Friendship House: Finding Help For Addictions
Identifying and getting help for those with addictions.
How can I be sure whether I, or someone I know, really has a problem with drugs or alcohol?
This can be difficult because of a powerful psychological mechanism known as denial. Addiction is sometimes defined as “the disease that tricks you into thinking you don’t have it.” Addicts often deny, to themselves, and to those around them, the seriousness of their problems. Some examples might be: “I only drink beer and wine, so I can’t be a ‘real alcoholic’” or “I could quit whenever I want; I just haven’t tried.”
Basically, if a substance or behavior, such as alcohol, drugs, compulsive eating or gambling, is causing persistent problems, and the person is unwilling or unable to stop the self-defeating behavior, it is likely that individual is struggling with an addiction.
What can I do if my friend, spouse, sibling or parent has an addiction but refuses to admit it or get help?
It can be frustrating and painful to watch someone close to you engaging in self-destructive behavior, but the sad truth is you cannot usually help someone who does not want to be helped.
This is where Friendship House can help. Often it is the parent, son or daughter, or spouse of the addict who comes to us first. Many family members have found solace by talking with the Recovery Rabbi, receiving professional counseling from our staff social worker and attending Al Anon meetings where those with similar issues help and support one another. In some cases, once the family member establishes his own support system and stops trying to “manage” his loved one’s addiction, the addict may decide on his own to seek help.
I am afraid to talk about my problem in front of other Jewish people because none of my family members or friends knows what I’ve been going through. What if the people at Friendship House gossip about me to others in the community?
Other people have shared your concern when they first came to Friendship House; however, they soon learned that the Jewish recovery community has the utmost respect for confidentiality. We want Friendship House to be a place where people who are struggling can come and talk honestly about their addictions, and this can only happen in an environment where confidentiality is honored.
OK, I know I have a problem, and I want help. What is the first step?
Anyone is welcome to attend the weekly Jewish recovery meeting, which takes place every Thursday night at 7:30 p.m. at Friendship House. The meeting is preceded by a Dinner-and-Learn program, where participants enjoy a free kosher dinner prepared by Recovery Rabbi Yarden Blumstein, and discuss various topics relating to Judaism and recovery. Those who prefer to talk to the rabbi first may feel free to call him to set up a one-on-one meeting.

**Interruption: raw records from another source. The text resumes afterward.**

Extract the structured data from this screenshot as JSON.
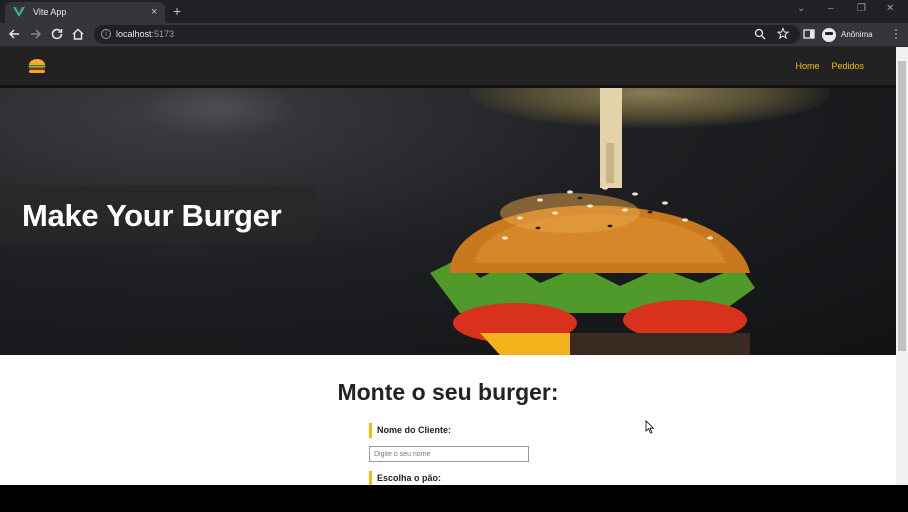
{
  "browser": {
    "tab_title": "Vite App",
    "tab_close": "×",
    "new_tab": "+",
    "url_host": "localhost",
    "url_port": ":5173",
    "profile_name": "Anônima",
    "window_controls": {
      "minimize": "–",
      "maximize": "❐",
      "close": "✕",
      "tab_search": "⌄"
    }
  },
  "nav": {
    "links": [
      "Home",
      "Pedidos"
    ],
    "link_color": "#fcba03"
  },
  "hero": {
    "title": "Make Your Burger"
  },
  "form": {
    "heading": "Monte o seu burger:",
    "name_label": "Nome do Cliente:",
    "name_placeholder": "Digite o seu nome",
    "name_value": "",
    "bread_label": "Escolha o pão:"
  },
  "colors": {
    "accent": "#fcba03",
    "nav_bg": "#222222",
    "browser_bg": "#202124"
  },
  "icons": [
    "vue-logo-icon",
    "back-icon",
    "forward-icon",
    "reload-icon",
    "home-icon",
    "info-icon",
    "zoom-icon",
    "star-icon",
    "side-panel-icon",
    "profile-icon",
    "menu-icon",
    "burger-logo-icon"
  ]
}
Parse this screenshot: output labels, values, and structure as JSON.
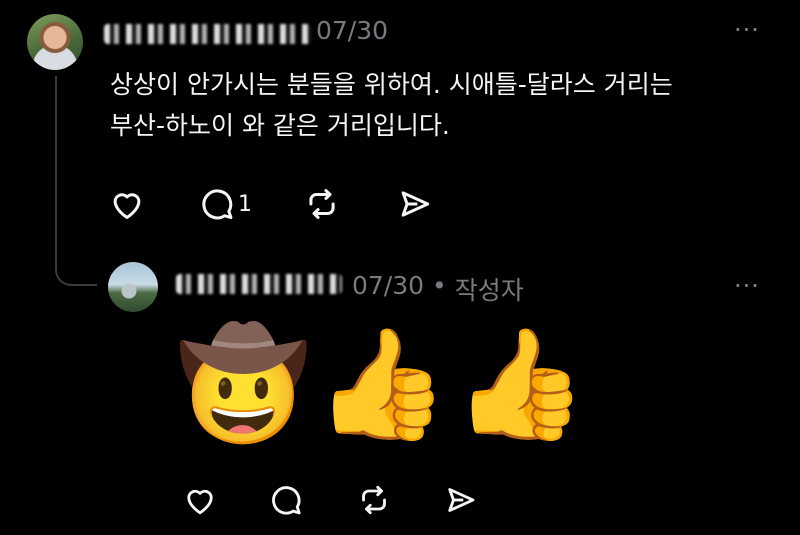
{
  "post": {
    "date": "07/30",
    "text_line1": "상상이 안가시는 분들을 위하여. 시애틀-달라스 거리는",
    "text_line2": "부산-하노이 와 같은 거리입니다.",
    "more": "···",
    "reply_count": "1"
  },
  "reply": {
    "date": "07/30",
    "separator": "•",
    "author_badge": "작성자",
    "more": "···",
    "emojis": [
      "🤠",
      "👍",
      "👍"
    ]
  },
  "icons": {
    "like": "heart-icon",
    "comment": "comment-icon",
    "repost": "repost-icon",
    "share": "share-icon"
  }
}
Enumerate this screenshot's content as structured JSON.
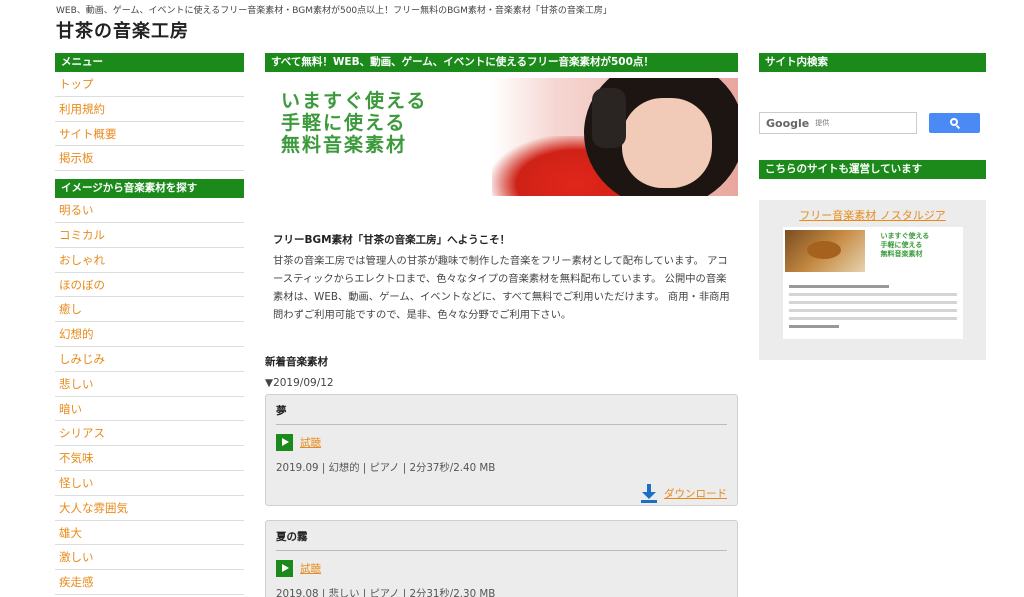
{
  "header": {
    "description": "WEB、動画、ゲーム、イベントに使えるフリー音楽素材・BGM素材が500点以上！フリー無料のBGM素材・音楽素材「甘茶の音楽工房」",
    "title": "甘茶の音楽工房"
  },
  "left": {
    "menu_heading": "メニュー",
    "menu": [
      "トップ",
      "利用規約",
      "サイト概要",
      "掲示板"
    ],
    "image_heading": "イメージから音楽素材を探す",
    "images": [
      "明るい",
      "コミカル",
      "おしゃれ",
      "ほのぼの",
      "癒し",
      "幻想的",
      "しみじみ",
      "悲しい",
      "暗い",
      "シリアス",
      "不気味",
      "怪しい",
      "大人な雰囲気",
      "雄大",
      "激しい",
      "疾走感"
    ]
  },
  "main": {
    "banner_heading": "すべて無料！WEB、動画、ゲーム、イベントに使えるフリー音楽素材が500点！",
    "hero_lines": [
      "いますぐ使える",
      "手軽に使える",
      "無料音楽素材"
    ],
    "intro_title": "フリーBGM素材「甘茶の音楽工房」へようこそ！",
    "intro_body": "甘茶の音楽工房では管理人の甘茶が趣味で制作した音楽をフリー素材として配布しています。 アコースティックからエレクトロまで、色々なタイプの音楽素材を無料配布しています。 公開中の音楽素材は、WEB、動画、ゲーム、イベントなどに、すべて無料でご利用いただけます。 商用・非商用問わずご利用可能ですので、是非、色々な分野でご利用下さい。",
    "new_heading": "新着音楽素材",
    "date": "▼2019/09/12",
    "tracks": [
      {
        "name": "夢",
        "listen": "試聴",
        "meta": "2019.09 | 幻想的 | ピアノ | 2分37秒/2.40 MB",
        "download": "ダウンロード"
      },
      {
        "name": "夏の霧",
        "listen": "試聴",
        "meta": "2019.08 | 悲しい | ピアノ | 2分31秒/2.30 MB"
      }
    ]
  },
  "right": {
    "search_heading": "サイト内検索",
    "search_logo": "Google",
    "search_provided": "提供",
    "other_heading": "こちらのサイトも運営しています",
    "promo_link": "フリー音楽素材 ノスタルジア",
    "promo_lines": [
      "いますぐ使える",
      "手軽に使える",
      "無料音楽素材"
    ]
  },
  "colors": {
    "green": "#1b8a1b",
    "link_orange": "#e88a1a",
    "download_blue": "#1c6fc4"
  }
}
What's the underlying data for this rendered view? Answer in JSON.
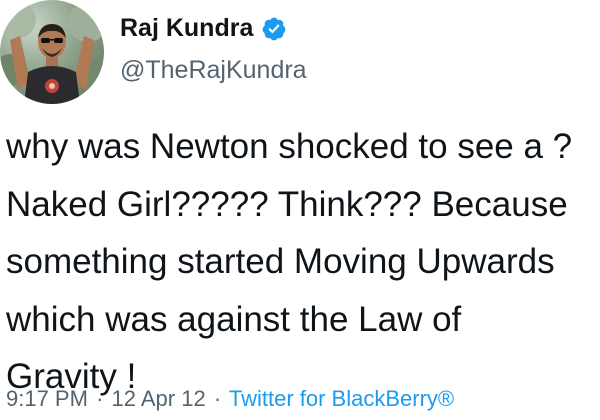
{
  "user": {
    "name": "Raj Kundra",
    "handle": "@TheRajKundra",
    "verified": true
  },
  "tweet": {
    "lines": [
      "why was Newton shocked to see a ?",
      "Naked Girl????? Think??? Because",
      "something started Moving Upwards",
      "which was against the Law of",
      "Gravity !"
    ]
  },
  "meta": {
    "time": "9:17 PM",
    "separator": "·",
    "date": "12 Apr 12",
    "source": "Twitter for BlackBerry®"
  },
  "colors": {
    "verified": "#1d9bf0",
    "secondary_text": "#536471",
    "link": "#1d9bf0"
  }
}
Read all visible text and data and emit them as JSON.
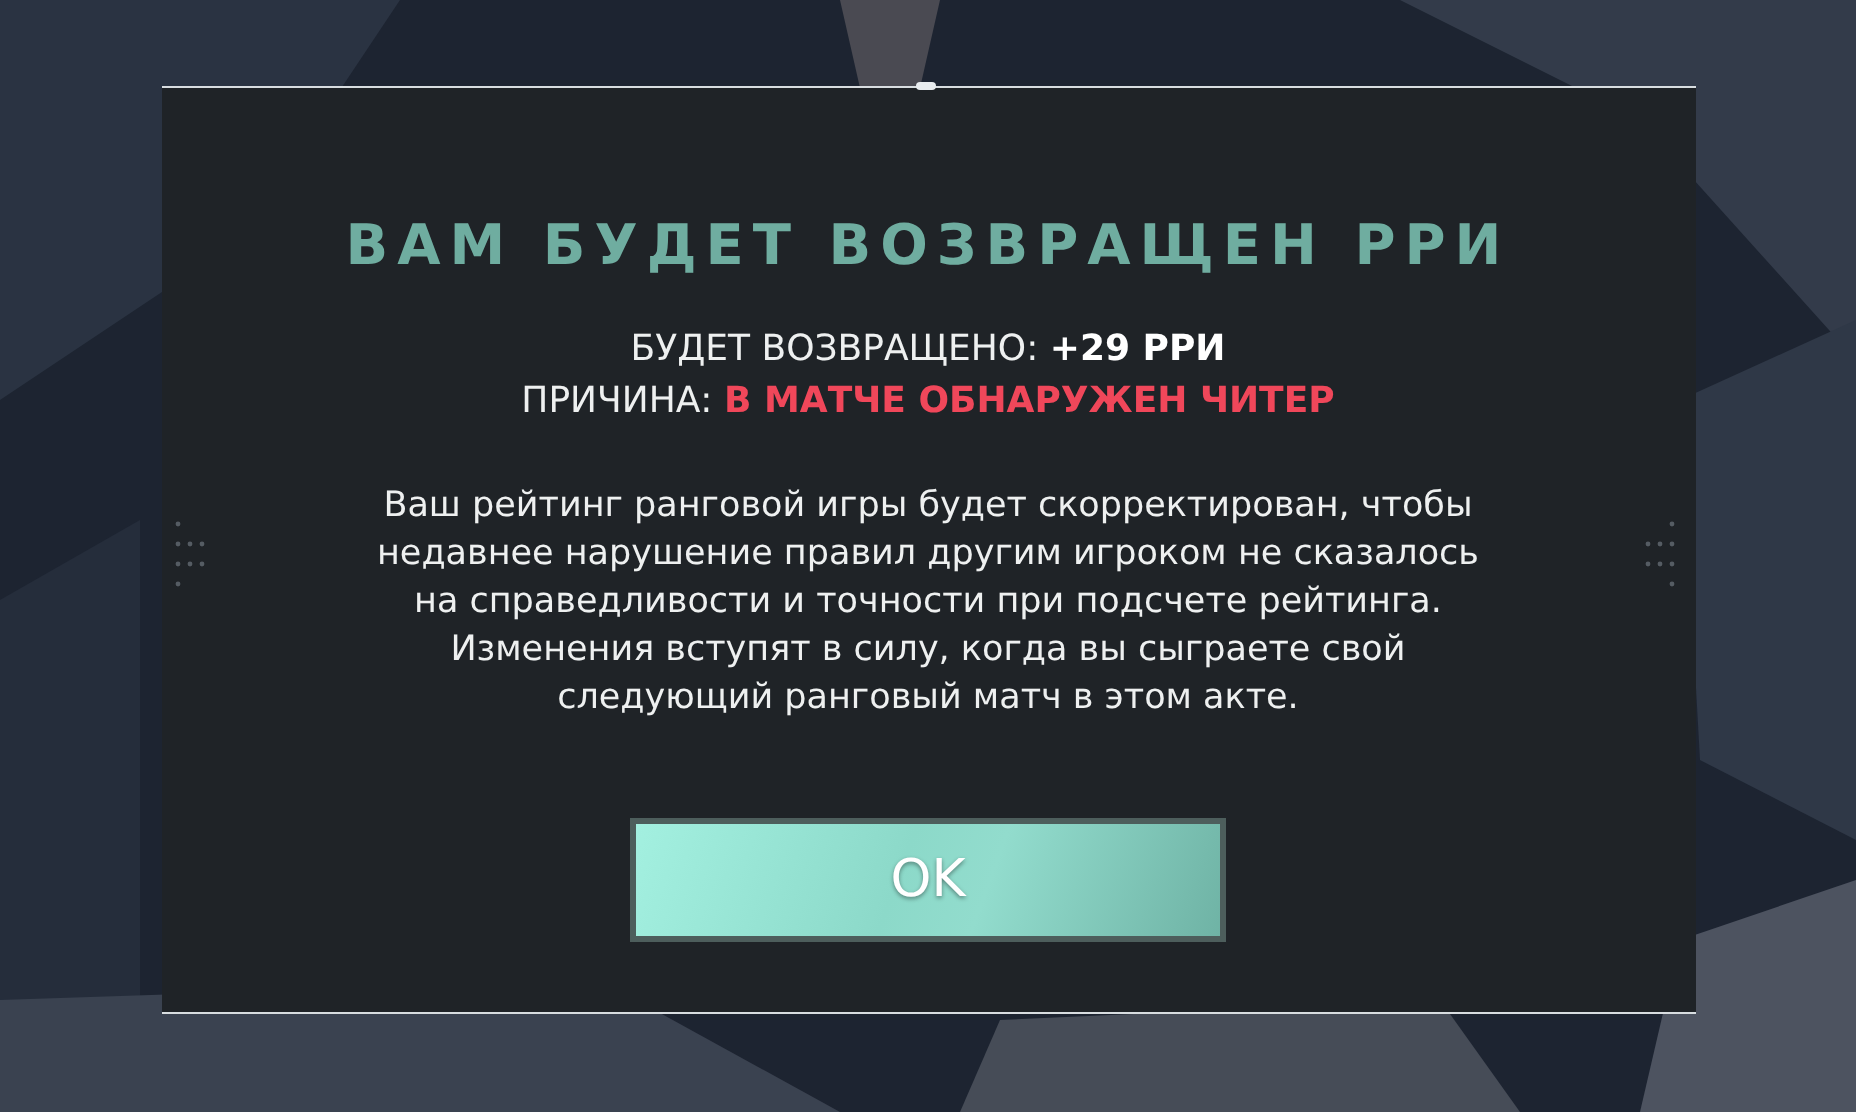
{
  "dialog": {
    "title": "ВАМ БУДЕТ ВОЗВРАЩЕН РРИ",
    "details": [
      {
        "label": "БУДЕТ ВОЗВРАЩЕНО:",
        "value": "+29 РРИ",
        "color": "#ffffff"
      },
      {
        "label": "ПРИЧИНА:",
        "value": "В МАТЧЕ ОБНАРУЖЕН ЧИТЕР",
        "color": "#f0475a"
      }
    ],
    "message_lines": [
      "Ваш рейтинг ранговой игры будет скорректирован, чтобы",
      "недавнее нарушение правил другим игроком не сказалось",
      "на справедливости и точности при подсчете рейтинга.",
      "Изменения вступят в силу, когда вы сыграете свой",
      "следующий ранговый матч в этом акте."
    ],
    "button": "OK"
  }
}
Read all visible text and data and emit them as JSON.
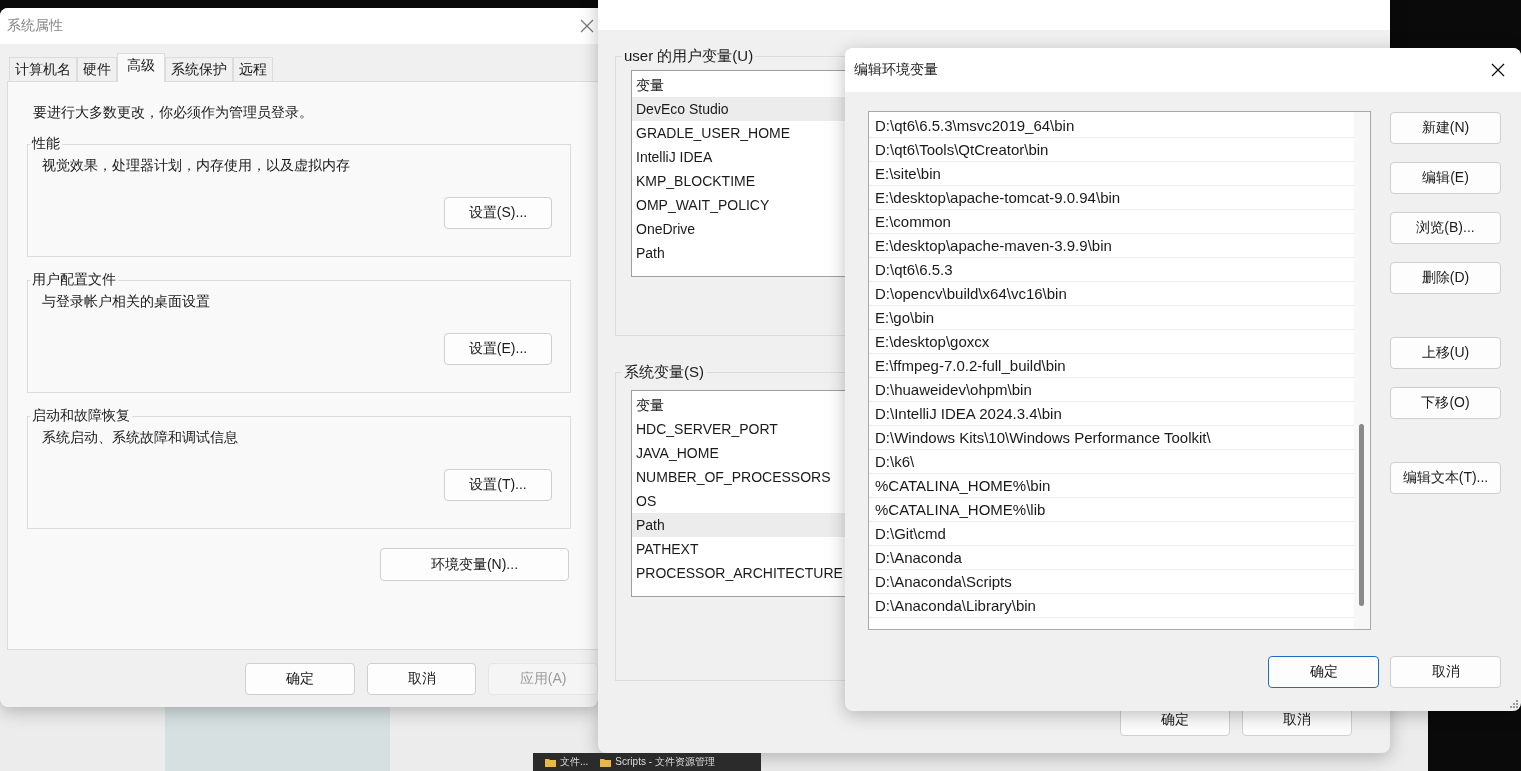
{
  "system_properties": {
    "title": "系统属性",
    "tabs": [
      {
        "label": "计算机名",
        "selected": false
      },
      {
        "label": "硬件",
        "selected": false
      },
      {
        "label": "高级",
        "selected": true
      },
      {
        "label": "系统保护",
        "selected": false
      },
      {
        "label": "远程",
        "selected": false
      }
    ],
    "notice": "要进行大多数更改，你必须作为管理员登录。",
    "groups": [
      {
        "title": "性能",
        "description": "视觉效果，处理器计划，内存使用，以及虚拟内存",
        "button": "设置(S)..."
      },
      {
        "title": "用户配置文件",
        "description": "与登录帐户相关的桌面设置",
        "button": "设置(E)..."
      },
      {
        "title": "启动和故障恢复",
        "description": "系统启动、系统故障和调试信息",
        "button": "设置(T)..."
      }
    ],
    "env_button": "环境变量(N)...",
    "buttons": [
      {
        "label": "确定",
        "disabled": false
      },
      {
        "label": "取消",
        "disabled": false
      },
      {
        "label": "应用(A)",
        "disabled": true
      }
    ]
  },
  "environment_variables": {
    "user_group": {
      "title": "user 的用户变量(U)",
      "header": "变量",
      "rows": [
        {
          "name": "DevEco Studio",
          "selected": true
        },
        {
          "name": "GRADLE_USER_HOME",
          "selected": false
        },
        {
          "name": "IntelliJ IDEA",
          "selected": false
        },
        {
          "name": "KMP_BLOCKTIME",
          "selected": false
        },
        {
          "name": "OMP_WAIT_POLICY",
          "selected": false
        },
        {
          "name": "OneDrive",
          "selected": false
        },
        {
          "name": "Path",
          "selected": false
        }
      ]
    },
    "system_group": {
      "title": "系统变量(S)",
      "header": "变量",
      "rows": [
        {
          "name": "HDC_SERVER_PORT",
          "selected": false
        },
        {
          "name": "JAVA_HOME",
          "selected": false
        },
        {
          "name": "NUMBER_OF_PROCESSORS",
          "selected": false
        },
        {
          "name": "OS",
          "selected": false
        },
        {
          "name": "Path",
          "selected": true
        },
        {
          "name": "PATHEXT",
          "selected": false
        },
        {
          "name": "PROCESSOR_ARCHITECTURE",
          "selected": false
        }
      ]
    },
    "buttons": [
      "确定",
      "取消"
    ]
  },
  "edit_dialog": {
    "title": "编辑环境变量",
    "paths": [
      "D:\\qt6\\6.5.3\\msvc2019_64\\bin",
      "D:\\qt6\\Tools\\QtCreator\\bin",
      "E:\\site\\bin",
      "E:\\desktop\\apache-tomcat-9.0.94\\bin",
      "E:\\common",
      "E:\\desktop\\apache-maven-3.9.9\\bin",
      "D:\\qt6\\6.5.3",
      "D:\\opencv\\build\\x64\\vc16\\bin",
      "E:\\go\\bin",
      "E:\\desktop\\goxcx",
      "E:\\ffmpeg-7.0.2-full_build\\bin",
      "D:\\huaweidev\\ohpm\\bin",
      "D:\\IntelliJ IDEA 2024.3.4\\bin",
      "D:\\Windows Kits\\10\\Windows Performance Toolkit\\",
      "D:\\k6\\",
      "%CATALINA_HOME%\\bin",
      "%CATALINA_HOME%\\lib",
      "D:\\Git\\cmd",
      "D:\\Anaconda",
      "D:\\Anaconda\\Scripts",
      "D:\\Anaconda\\Library\\bin"
    ],
    "side_buttons": [
      {
        "label": "新建(N)",
        "kind": "first"
      },
      {
        "label": "编辑(E)",
        "kind": "normal"
      },
      {
        "label": "浏览(B)...",
        "kind": "normal"
      },
      {
        "label": "删除(D)",
        "kind": "normal"
      },
      {
        "label": "上移(U)",
        "kind": "spaced"
      },
      {
        "label": "下移(O)",
        "kind": "normal"
      },
      {
        "label": "编辑文本(T)...",
        "kind": "far"
      }
    ],
    "buttons": [
      {
        "label": "确定",
        "default": true
      },
      {
        "label": "取消",
        "default": false
      }
    ]
  },
  "taskbar": [
    {
      "label": "文件..."
    },
    {
      "label": "Scripts - 文件资源管理"
    }
  ]
}
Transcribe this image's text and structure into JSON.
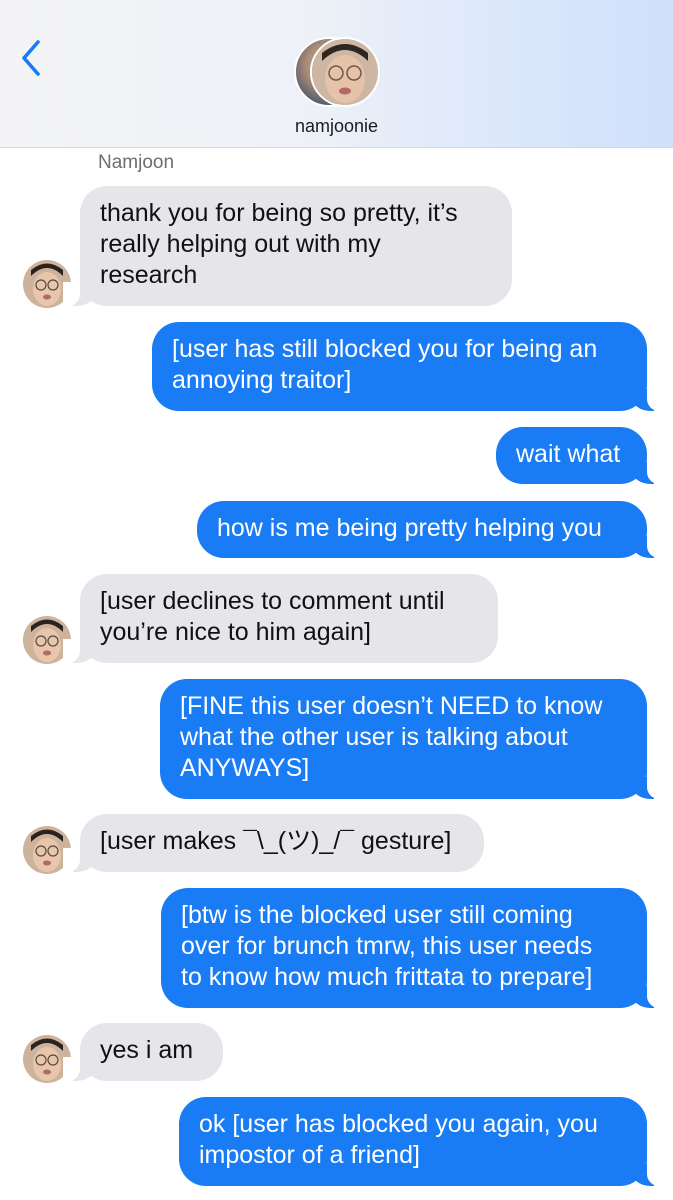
{
  "header": {
    "contact_name": "namjoonie",
    "back_icon": "chevron-left-icon",
    "accent_color": "#1a7cf5"
  },
  "conversation": {
    "sender_label": "Namjoon",
    "messages": [
      {
        "from": "them",
        "lines": [
          "thank you for being so pretty, it’s",
          "really helping out with my",
          "research"
        ]
      },
      {
        "from": "me",
        "lines": [
          "[user has still blocked you for being an",
          "annoying traitor]"
        ]
      },
      {
        "from": "me",
        "lines": [
          "wait what"
        ]
      },
      {
        "from": "me",
        "lines": [
          "how is me being pretty helping you"
        ]
      },
      {
        "from": "them",
        "lines": [
          "[user declines to comment until",
          "you’re nice to him again]"
        ]
      },
      {
        "from": "me",
        "lines": [
          "[FINE this user doesn’t NEED to know",
          "what the other user is talking about",
          "ANYWAYS]"
        ]
      },
      {
        "from": "them",
        "lines": [
          "[user makes ¯\\_(ツ)_/¯ gesture]"
        ]
      },
      {
        "from": "me",
        "lines": [
          "[btw is the blocked user still coming",
          "over for brunch tmrw, this user needs",
          "to know how much frittata to prepare]"
        ]
      },
      {
        "from": "them",
        "lines": [
          "yes i am"
        ]
      },
      {
        "from": "me",
        "lines": [
          "ok [user has blocked you again, you",
          "impostor of a friend]"
        ]
      }
    ]
  },
  "colors": {
    "incoming_bubble": "#e5e5ea",
    "outgoing_bubble": "#1a7cf5"
  }
}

This is the first in a series of monthly offerings from the Daniel B. Sobel Friendship House in West Bloomfield, which provides support and guidance to individuals and families struggling with addiction, isolation and other life crises through a welcoming Jewish recovery community that offers friendship, support, and a variety of programs that facilitate lasting success.